After the cyclist wearing the yellow jersey in the last two Tours de France had their credentials removed amid a doping scandal, many diagnosed a bleak future for the event and professional cycling. Indeed, cycling had become synonymous with the scourge of performance enhancing drugs in sport.
Unbowed, this year’s Tour took a tougher stance. In a bold move, the Amaury Sport Organisation, part of a French media group which organises various high profile sporting events including the Tour de France, took the event out of the hands of the International Cycling Union (UCI), the governing body of international cycling, and is running it under the auspices of the French Cycling Federation.
Predictably enough, the problem appeared again this year, but without the same impact. Spanish rider Manual Beltran was the first to be arrested and is the fourth former team-mate of Lance Armstrong to test positive to using banned substances. Beltran was sacked by his team, Liquigas, who also recently signed Ivan Basso, who will return from a two year doping ban next year — an unfortunate symmetry.
Then Barloworld rider, Moises Duenas, tested positive, was arrested and subsequently charged by French police. But both Duenas’s and Beltran’s doping stories could be “managed.” Neither were challenging for the overall lead of the race, both were cyclists who had been around for a while, and “bad habits die hard.” But the news wasn’t going to devastate the race.
Get Crikey FREE to your inbox every weekday morning with the Crikey Worm.
But then 24-year-old Italian cycling sensation Riccardo Ricco, a two-time stage winner in 2008, was arrested and charged by French police for using a new strain of EPO. He and his Italian team-mate, Leonardo Piepoli, also a stage winner in 2008, were sacked by their team, Saunier Duval. Ricco had modelled himself on Marco Pantani, a rider as well-known for his aggressive hill climbing as his drug use.
Australian rider, Simon Gerrans, who won his first stage of the Tour de France on Sunday, argues that doping punishes clean athletes as well as the dirty. His team, Credit Agricole, is set to sign a new sponsor for 2009, and he writes that his biggest fear is that the new sponsor may walk away from the table due to the latest doping stories.
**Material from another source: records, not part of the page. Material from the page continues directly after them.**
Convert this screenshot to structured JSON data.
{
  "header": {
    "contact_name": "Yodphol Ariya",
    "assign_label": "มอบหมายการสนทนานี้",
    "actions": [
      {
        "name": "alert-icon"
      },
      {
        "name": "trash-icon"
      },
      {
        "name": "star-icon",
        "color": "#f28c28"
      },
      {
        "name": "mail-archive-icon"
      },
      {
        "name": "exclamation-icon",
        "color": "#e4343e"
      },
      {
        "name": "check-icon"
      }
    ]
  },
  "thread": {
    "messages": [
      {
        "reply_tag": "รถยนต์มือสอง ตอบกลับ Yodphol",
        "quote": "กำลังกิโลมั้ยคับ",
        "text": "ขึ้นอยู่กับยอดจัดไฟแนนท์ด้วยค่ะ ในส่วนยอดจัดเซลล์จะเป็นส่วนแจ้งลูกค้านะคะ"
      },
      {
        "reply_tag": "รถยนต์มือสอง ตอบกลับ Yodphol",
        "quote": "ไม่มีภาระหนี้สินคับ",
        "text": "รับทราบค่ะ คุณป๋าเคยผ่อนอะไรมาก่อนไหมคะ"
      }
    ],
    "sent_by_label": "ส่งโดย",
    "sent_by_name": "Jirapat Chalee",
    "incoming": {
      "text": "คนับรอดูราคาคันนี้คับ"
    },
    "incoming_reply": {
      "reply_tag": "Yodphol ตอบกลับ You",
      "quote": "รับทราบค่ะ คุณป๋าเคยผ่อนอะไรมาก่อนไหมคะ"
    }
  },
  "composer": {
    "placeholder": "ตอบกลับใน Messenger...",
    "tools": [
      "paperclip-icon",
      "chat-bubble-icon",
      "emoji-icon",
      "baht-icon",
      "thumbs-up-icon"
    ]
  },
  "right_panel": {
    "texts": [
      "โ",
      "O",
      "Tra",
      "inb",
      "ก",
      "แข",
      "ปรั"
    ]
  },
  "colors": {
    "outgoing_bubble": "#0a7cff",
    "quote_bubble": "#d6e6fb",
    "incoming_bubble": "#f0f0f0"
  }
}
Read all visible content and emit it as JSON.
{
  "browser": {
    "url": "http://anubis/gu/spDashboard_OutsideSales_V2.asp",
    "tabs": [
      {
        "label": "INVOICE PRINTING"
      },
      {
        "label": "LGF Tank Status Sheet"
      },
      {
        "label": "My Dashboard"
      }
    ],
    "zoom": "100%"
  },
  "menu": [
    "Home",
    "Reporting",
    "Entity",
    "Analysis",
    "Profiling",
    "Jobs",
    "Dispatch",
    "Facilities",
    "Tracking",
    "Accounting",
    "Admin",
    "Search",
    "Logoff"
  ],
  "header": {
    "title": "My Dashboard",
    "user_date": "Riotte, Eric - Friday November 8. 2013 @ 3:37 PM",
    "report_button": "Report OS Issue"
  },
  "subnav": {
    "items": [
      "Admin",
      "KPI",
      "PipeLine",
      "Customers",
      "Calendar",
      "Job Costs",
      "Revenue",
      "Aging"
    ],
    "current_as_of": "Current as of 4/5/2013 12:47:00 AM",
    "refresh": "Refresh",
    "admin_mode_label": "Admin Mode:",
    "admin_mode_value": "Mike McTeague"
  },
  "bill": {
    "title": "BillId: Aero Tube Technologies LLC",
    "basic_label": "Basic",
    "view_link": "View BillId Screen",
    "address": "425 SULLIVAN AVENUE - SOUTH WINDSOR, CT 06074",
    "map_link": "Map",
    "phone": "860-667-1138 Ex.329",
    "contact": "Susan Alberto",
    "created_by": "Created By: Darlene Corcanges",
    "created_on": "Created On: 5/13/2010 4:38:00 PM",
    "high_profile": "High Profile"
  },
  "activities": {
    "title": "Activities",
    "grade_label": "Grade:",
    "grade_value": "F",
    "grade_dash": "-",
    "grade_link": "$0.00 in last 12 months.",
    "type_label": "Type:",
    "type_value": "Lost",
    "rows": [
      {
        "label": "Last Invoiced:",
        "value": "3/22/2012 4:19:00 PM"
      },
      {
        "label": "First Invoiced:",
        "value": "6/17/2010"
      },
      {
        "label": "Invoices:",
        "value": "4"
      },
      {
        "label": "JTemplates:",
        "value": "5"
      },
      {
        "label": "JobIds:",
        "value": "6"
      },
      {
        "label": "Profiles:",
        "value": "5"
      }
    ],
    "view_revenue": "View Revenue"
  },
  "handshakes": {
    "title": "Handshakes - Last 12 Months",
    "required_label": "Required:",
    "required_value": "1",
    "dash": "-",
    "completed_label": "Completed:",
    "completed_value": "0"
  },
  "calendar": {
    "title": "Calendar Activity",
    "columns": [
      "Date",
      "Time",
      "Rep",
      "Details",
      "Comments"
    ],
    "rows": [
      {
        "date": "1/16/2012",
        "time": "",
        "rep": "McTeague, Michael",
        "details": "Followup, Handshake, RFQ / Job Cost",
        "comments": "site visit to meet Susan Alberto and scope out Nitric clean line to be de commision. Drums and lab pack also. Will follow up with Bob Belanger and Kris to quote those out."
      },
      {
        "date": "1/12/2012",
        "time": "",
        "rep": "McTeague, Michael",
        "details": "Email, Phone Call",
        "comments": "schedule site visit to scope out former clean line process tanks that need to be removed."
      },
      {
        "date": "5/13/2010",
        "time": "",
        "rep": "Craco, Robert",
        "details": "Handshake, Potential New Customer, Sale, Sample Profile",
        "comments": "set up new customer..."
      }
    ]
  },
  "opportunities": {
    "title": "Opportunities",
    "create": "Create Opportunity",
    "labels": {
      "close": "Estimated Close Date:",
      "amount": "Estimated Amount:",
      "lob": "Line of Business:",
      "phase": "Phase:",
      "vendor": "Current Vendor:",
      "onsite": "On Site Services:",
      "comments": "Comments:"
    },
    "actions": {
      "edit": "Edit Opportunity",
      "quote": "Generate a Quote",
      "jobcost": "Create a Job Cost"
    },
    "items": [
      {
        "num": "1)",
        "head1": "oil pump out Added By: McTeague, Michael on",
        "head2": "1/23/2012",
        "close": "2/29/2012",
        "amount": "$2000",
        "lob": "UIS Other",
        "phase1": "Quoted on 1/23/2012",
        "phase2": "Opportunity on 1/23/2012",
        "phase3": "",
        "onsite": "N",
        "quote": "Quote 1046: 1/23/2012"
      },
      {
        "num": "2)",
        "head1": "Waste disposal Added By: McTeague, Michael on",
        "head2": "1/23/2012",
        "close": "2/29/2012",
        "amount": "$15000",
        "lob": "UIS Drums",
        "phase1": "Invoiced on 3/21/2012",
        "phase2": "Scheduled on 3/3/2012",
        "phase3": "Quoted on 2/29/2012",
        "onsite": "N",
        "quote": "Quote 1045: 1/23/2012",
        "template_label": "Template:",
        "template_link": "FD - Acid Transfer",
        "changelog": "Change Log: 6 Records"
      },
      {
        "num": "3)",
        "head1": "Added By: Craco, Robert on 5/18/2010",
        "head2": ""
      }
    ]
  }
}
His fears may not be unfounded. At the weekend, Barloworld announced it would no longer support professional cycling after this year’s Tour, and a former team-mate of alleged drug cheat Duenas, Kenyan born British rider Chris Froome blamed Duenas for selfishly risking “almost 45 people’s jobs.” Saunier Duval has also signalled it may walk away from the sport, even hinting at legal action against team management.
But as argued by commentators like Greg Baum, and incidentally by Cadel Evans, times are changing. Drug testing appears to be working. While riders have been found cheating again this year, it has not overshadowed the cycling. Are fewer riders doping, or is the intrusive testing regime starting to protect events like the Tour de France, and by extension helping to rebuild the cycling?
By this time last year, three riders in the top ten had been removed from the race, including the leader. The criminal sanctions are now real: up to 5 years in prison, and a 75,000 Euro fine. Riccardo Ricco was caught through co-operation between the company manufacturing a drug for the treatment of kidney disease and WADA.
For Cadel Evans, who is favoured by many to win the Tour this year, and for the future of the sport, perhaps the price of vigilance is proving a worthy investment.